>>>>
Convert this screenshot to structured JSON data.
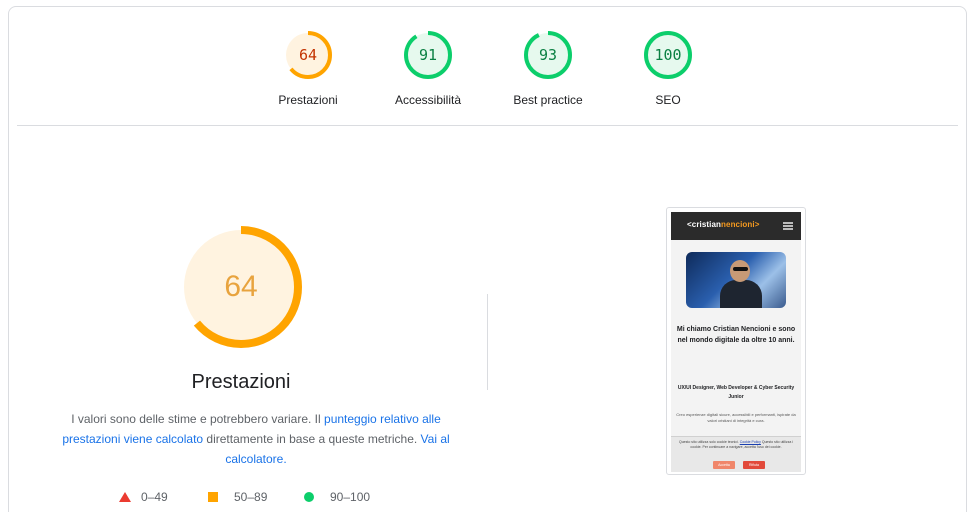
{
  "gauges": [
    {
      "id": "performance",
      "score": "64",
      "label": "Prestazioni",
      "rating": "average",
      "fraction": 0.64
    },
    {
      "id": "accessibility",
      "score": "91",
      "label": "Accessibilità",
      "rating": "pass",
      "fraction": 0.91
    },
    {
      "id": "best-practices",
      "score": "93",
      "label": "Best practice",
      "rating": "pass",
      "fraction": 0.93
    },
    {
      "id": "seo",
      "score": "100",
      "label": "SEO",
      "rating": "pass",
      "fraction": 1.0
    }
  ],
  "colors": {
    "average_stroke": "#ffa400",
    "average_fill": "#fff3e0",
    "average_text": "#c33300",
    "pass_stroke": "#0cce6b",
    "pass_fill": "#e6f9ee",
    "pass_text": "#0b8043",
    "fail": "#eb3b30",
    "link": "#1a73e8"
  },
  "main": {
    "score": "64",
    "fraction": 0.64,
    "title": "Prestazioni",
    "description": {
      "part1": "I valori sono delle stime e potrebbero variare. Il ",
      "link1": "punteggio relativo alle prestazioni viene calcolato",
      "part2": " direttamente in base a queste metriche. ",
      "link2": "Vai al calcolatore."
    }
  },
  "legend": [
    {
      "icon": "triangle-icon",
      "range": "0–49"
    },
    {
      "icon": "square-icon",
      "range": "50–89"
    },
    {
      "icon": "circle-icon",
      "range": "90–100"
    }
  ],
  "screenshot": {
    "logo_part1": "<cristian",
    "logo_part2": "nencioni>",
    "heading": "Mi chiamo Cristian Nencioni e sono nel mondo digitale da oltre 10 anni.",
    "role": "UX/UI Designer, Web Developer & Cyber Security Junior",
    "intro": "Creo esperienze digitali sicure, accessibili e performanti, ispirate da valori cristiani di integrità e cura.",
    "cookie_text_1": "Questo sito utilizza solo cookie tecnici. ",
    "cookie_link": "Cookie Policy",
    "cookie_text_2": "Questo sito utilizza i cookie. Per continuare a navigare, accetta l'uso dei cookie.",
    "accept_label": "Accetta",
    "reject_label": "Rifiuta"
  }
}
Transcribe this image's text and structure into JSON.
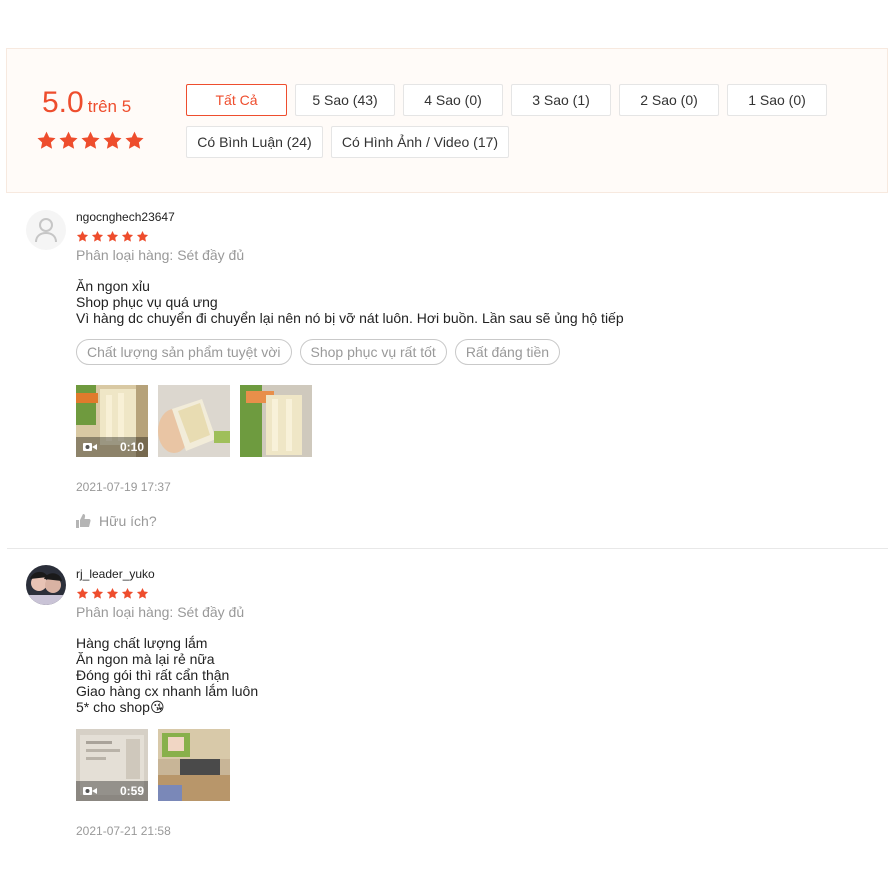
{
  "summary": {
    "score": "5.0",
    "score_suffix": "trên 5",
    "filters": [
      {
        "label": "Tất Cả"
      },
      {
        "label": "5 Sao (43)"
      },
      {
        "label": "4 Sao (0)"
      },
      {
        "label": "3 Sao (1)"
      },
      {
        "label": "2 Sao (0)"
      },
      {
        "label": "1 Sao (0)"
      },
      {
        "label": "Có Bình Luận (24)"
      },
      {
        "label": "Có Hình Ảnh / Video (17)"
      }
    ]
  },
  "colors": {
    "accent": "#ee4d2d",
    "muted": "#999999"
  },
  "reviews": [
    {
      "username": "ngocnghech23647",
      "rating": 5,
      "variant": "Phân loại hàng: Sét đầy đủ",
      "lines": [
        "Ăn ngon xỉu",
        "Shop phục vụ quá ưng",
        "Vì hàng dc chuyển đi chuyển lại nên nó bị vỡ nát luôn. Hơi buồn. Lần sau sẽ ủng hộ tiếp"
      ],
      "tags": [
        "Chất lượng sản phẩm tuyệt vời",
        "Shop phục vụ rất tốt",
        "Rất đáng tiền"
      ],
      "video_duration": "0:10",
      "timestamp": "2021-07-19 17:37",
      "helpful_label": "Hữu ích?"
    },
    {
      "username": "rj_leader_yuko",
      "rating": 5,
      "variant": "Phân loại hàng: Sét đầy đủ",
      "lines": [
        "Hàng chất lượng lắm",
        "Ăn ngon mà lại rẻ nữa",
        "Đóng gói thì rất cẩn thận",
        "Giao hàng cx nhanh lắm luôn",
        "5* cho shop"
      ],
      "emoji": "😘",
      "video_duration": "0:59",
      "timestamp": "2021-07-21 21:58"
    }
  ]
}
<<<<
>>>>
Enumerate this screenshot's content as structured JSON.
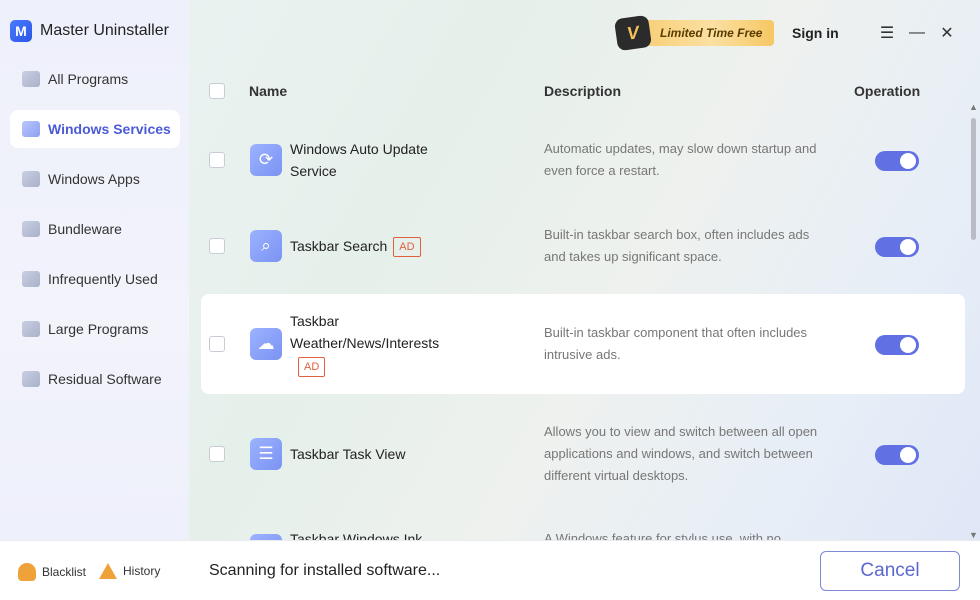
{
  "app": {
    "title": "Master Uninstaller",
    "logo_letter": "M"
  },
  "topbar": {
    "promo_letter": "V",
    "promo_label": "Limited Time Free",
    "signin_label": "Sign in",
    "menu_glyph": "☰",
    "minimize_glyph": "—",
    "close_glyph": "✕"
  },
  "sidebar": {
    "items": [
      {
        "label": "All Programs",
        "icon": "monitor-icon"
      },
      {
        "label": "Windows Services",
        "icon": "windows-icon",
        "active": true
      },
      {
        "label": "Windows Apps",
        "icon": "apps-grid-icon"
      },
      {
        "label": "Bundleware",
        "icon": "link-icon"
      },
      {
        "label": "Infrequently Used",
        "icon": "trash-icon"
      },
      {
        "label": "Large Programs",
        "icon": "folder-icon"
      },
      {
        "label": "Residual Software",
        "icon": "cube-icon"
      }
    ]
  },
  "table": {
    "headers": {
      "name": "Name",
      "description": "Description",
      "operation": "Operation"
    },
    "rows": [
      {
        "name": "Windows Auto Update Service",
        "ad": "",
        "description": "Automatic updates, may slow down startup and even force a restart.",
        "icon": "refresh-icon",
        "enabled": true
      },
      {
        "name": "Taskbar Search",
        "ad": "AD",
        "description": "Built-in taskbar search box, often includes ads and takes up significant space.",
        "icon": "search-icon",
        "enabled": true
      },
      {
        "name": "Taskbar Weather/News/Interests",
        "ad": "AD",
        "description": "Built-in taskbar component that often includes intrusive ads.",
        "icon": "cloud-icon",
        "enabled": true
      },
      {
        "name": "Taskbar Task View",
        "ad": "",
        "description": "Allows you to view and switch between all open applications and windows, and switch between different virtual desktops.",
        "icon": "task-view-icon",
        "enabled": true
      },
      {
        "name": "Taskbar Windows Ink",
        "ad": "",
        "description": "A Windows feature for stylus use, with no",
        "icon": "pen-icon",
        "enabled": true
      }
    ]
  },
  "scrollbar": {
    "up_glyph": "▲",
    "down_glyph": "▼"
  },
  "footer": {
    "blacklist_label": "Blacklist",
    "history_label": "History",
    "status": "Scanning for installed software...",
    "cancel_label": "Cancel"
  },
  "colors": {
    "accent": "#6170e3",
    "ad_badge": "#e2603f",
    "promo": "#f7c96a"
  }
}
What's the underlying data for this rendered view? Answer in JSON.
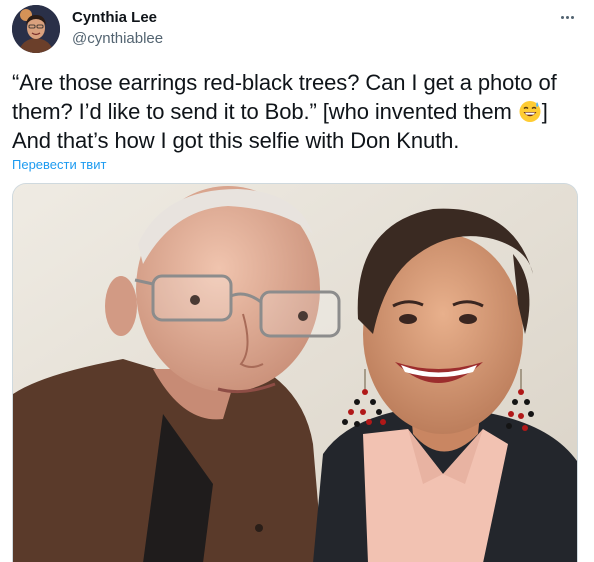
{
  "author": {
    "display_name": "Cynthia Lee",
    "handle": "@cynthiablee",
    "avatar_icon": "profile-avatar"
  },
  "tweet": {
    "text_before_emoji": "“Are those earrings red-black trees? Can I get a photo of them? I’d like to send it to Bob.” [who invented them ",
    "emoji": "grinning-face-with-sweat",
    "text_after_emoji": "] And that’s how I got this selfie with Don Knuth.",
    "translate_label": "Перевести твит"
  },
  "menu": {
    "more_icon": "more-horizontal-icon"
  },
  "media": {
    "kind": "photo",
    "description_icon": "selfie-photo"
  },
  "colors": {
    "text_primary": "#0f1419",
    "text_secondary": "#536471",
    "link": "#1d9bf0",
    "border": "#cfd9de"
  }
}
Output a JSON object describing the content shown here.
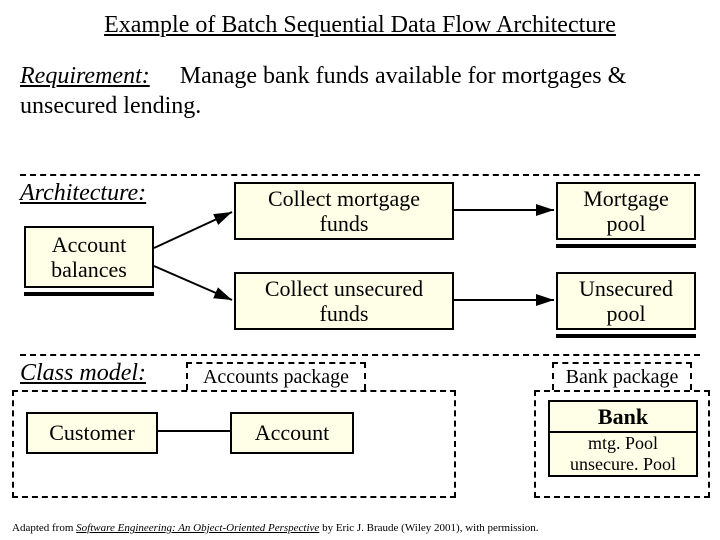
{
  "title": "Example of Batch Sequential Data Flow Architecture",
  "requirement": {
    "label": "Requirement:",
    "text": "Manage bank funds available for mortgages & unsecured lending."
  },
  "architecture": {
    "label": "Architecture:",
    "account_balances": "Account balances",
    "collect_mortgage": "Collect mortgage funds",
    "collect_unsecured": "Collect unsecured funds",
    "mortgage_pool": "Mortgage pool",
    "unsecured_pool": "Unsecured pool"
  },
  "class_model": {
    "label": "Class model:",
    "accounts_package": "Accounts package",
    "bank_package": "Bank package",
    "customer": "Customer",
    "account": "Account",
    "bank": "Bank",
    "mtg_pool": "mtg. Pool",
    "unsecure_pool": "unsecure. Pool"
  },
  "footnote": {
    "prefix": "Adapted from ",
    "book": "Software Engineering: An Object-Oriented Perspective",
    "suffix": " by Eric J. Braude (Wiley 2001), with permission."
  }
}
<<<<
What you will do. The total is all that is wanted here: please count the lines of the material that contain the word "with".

Answer to this problem. 4